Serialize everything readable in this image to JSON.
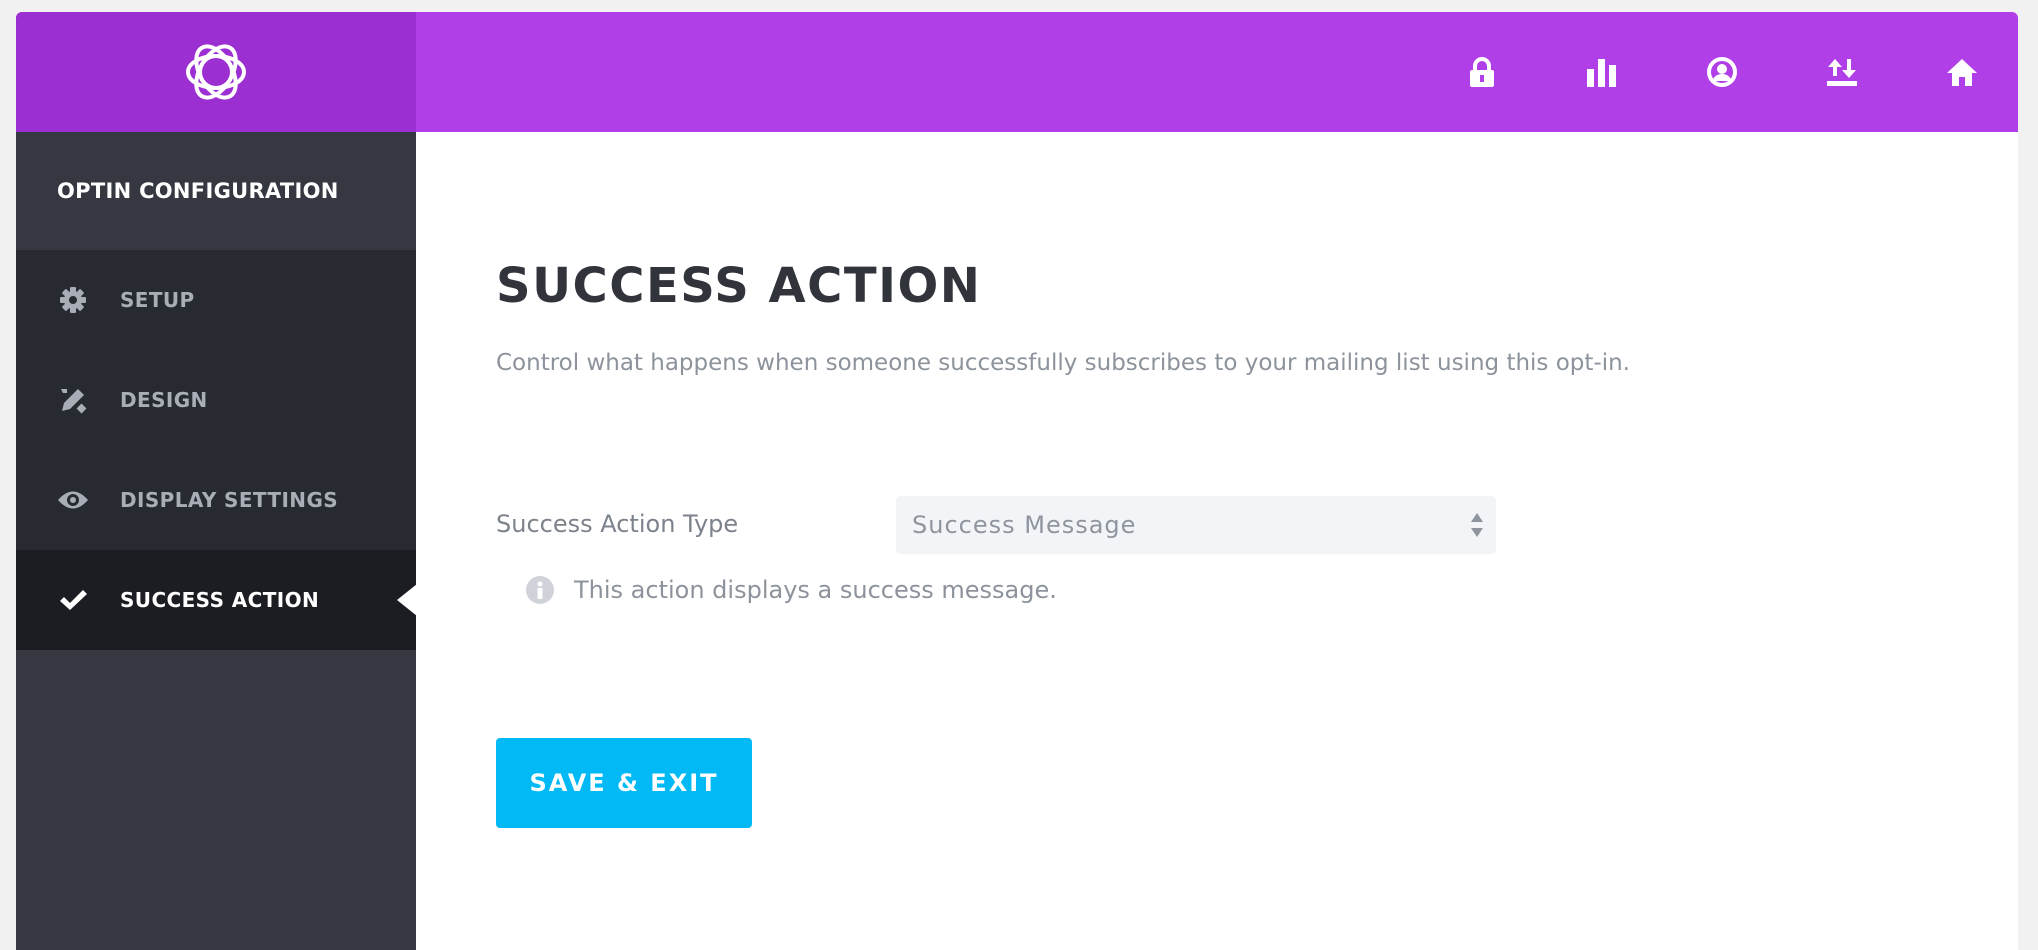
{
  "header": {
    "logo_icon": "bloom-logo-icon",
    "icons": [
      "lock-icon",
      "stats-bars-icon",
      "account-circle-icon",
      "import-export-icon",
      "home-icon"
    ],
    "colors": {
      "bar": "#b13fe8",
      "logo_box": "#9b2fd2"
    }
  },
  "sidebar": {
    "title": "OPTIN CONFIGURATION",
    "items": [
      {
        "label": "SETUP",
        "icon": "gear-icon",
        "active": false
      },
      {
        "label": "DESIGN",
        "icon": "design-pencil-icon",
        "active": false
      },
      {
        "label": "DISPLAY SETTINGS",
        "icon": "eye-icon",
        "active": false
      },
      {
        "label": "SUCCESS ACTION",
        "icon": "check-icon",
        "active": true
      }
    ]
  },
  "main": {
    "title": "SUCCESS ACTION",
    "description": "Control what happens when someone successfully subscribes to your mailing list using this opt-in.",
    "field": {
      "label": "Success Action Type",
      "value": "Success Message",
      "help": "This action displays a success message."
    },
    "save_label": "SAVE & EXIT",
    "colors": {
      "accent": "#00b9f5"
    }
  }
}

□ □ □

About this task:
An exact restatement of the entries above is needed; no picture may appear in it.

Solution to this task:
Serialize everything readable in this image to JSON.
{
  "header": {
    "logo_icon": "bloom-logo-icon",
    "icons": [
      "lock-icon",
      "stats-bars-icon",
      "account-circle-icon",
      "import-export-icon",
      "home-icon"
    ],
    "colors": {
      "bar": "#b13fe8",
      "logo_box": "#9b2fd2"
    }
  },
  "sidebar": {
    "title": "OPTIN CONFIGURATION",
    "items": [
      {
        "label": "SETUP",
        "icon": "gear-icon",
        "active": false
      },
      {
        "label": "DESIGN",
        "icon": "design-pencil-icon",
        "active": false
      },
      {
        "label": "DISPLAY SETTINGS",
        "icon": "eye-icon",
        "active": false
      },
      {
        "label": "SUCCESS ACTION",
        "icon": "check-icon",
        "active": true
      }
    ]
  },
  "main": {
    "title": "SUCCESS ACTION",
    "description": "Control what happens when someone successfully subscribes to your mailing list using this opt-in.",
    "field": {
      "label": "Success Action Type",
      "value": "Success Message",
      "help": "This action displays a success message."
    },
    "save_label": "SAVE & EXIT",
    "colors": {
      "accent": "#00b9f5"
    }
  }
}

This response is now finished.